the self
-
serving economic "god" of unfettered capitalism. There are some who say that it's only
economics and has nothing to do with justice or religion. But if there is a God and Father of all
humankind, then it seems obscen
e for a wealthy few to perpetuate economic systems that
alienate and allow untold masses of people to languish in misery. Ironically, a recent study
points out that the net income of the 100 wealthiest billionaires in the world is enough to
eradicate extre
me poverty four times over!

Yet the real problem for me is not that there are extremely wealthy people in the world. The
problem becomes crystallized in the question, what constitutes "just" economics? This is not
simply a question of macro
-
economic theory
, but becomes a painfully personal question for me
as I am trying to figure out what it means for me to follow Jesus and live justly in a world where
so many people are treated as economic liabilities. How do I justly earn, spend and save
whatever money I
have in ways that reflect Jesus' agenda for the poor and prisoners and
people with disabilities and those who are oppressed
--

including the homeless guy sitting on
the sidewalk begging; the kids in our community who go to bed hungry; the father who lost h
is
job and can't make ends meet to support his family; the illegal migrant worker who can't get a
job; the drug
-
addicted young person who sees no future?

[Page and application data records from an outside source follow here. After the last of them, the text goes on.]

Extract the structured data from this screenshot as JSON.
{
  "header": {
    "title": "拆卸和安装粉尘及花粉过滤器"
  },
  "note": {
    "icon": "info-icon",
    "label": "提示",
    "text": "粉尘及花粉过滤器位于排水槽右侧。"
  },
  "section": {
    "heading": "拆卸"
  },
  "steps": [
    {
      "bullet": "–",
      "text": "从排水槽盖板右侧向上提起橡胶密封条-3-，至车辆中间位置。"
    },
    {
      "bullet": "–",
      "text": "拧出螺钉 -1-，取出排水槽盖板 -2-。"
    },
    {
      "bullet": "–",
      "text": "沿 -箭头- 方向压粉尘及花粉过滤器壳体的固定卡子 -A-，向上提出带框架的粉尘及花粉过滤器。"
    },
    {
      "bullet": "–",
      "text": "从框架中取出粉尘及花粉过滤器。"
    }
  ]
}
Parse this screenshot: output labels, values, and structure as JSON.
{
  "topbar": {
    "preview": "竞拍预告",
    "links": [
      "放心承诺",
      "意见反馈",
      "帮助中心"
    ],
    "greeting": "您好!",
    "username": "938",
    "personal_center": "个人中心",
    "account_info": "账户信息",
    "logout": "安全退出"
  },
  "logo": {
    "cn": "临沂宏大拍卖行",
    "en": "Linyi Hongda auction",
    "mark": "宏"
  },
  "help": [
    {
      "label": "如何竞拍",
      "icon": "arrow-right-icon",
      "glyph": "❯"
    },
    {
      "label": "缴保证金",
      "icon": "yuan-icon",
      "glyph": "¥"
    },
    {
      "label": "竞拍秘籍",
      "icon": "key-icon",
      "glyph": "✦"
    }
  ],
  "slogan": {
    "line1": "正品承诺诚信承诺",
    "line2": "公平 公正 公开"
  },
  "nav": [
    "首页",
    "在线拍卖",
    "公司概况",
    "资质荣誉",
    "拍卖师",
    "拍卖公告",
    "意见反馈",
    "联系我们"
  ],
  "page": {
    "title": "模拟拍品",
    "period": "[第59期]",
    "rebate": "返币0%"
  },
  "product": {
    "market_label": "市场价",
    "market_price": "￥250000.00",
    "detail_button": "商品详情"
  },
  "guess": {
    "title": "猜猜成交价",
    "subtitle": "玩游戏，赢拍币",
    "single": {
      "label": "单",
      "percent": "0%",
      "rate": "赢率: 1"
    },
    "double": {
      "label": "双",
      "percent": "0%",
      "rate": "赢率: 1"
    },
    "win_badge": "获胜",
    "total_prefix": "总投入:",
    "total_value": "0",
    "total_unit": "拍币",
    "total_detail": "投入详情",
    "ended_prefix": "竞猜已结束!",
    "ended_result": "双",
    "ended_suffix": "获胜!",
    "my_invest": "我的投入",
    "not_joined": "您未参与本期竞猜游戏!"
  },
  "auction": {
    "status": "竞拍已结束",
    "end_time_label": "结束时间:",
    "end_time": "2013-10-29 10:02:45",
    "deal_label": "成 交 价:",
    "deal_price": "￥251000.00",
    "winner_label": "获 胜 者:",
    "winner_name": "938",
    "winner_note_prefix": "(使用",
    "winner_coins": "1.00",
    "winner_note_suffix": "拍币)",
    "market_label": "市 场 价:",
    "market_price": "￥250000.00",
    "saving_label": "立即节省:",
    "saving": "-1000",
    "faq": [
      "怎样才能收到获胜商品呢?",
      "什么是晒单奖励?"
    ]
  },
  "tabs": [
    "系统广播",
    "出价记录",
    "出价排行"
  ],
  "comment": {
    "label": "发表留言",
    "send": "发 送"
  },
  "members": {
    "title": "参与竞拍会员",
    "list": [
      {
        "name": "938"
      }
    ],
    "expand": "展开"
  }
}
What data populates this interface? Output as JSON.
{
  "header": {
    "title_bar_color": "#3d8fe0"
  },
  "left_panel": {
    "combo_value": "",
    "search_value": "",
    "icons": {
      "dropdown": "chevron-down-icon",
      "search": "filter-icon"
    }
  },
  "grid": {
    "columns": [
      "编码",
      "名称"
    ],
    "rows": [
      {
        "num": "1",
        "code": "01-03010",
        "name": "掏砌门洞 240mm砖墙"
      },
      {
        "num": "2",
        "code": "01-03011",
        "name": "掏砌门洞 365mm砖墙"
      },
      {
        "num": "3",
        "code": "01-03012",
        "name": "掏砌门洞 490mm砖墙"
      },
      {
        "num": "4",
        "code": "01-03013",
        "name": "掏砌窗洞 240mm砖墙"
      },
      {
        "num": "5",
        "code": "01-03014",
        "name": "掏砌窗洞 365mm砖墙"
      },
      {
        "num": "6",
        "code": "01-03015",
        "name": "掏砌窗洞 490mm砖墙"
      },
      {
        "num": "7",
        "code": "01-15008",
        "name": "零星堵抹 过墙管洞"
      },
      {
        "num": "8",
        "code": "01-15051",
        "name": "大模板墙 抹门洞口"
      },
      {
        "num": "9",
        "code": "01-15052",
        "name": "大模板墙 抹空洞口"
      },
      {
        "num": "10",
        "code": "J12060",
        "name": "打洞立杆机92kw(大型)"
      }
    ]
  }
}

I feel powerless to do much about the big picture of injustice, gross inequality and
heartlessness

of the economic system in which I live, but instead of frustration and anger, I am
daily trying to do my little part in promoting a "just" economy by participating with Jesus in
extending lavish good news to the poor, freedom to prisoners, recovery to the

blind and
disabled and addicted and inclusion to the bullied and the downtrodden
--

all people who are
regarded as economic liabilities by the economic systems which hold us captive.

Workers, owners, managers, stockholders and consumers are moral agents i
n economic life. By
our choices, initiative, creativity and investment, we enhance or diminish economic
opportunity, community life and social justice. The global economy has moral dimensions and
human consequences. Decisions on investment, trade, aid and
development should protect
human life and promote human rights, especially for those most in need wherever they might
live on this globe.


-
Excerpted from "A Cathol i c Framework for Economi c Li fe" (A statement of the US Conference of Cathol i c Bi shops,
Novem
ber 1996)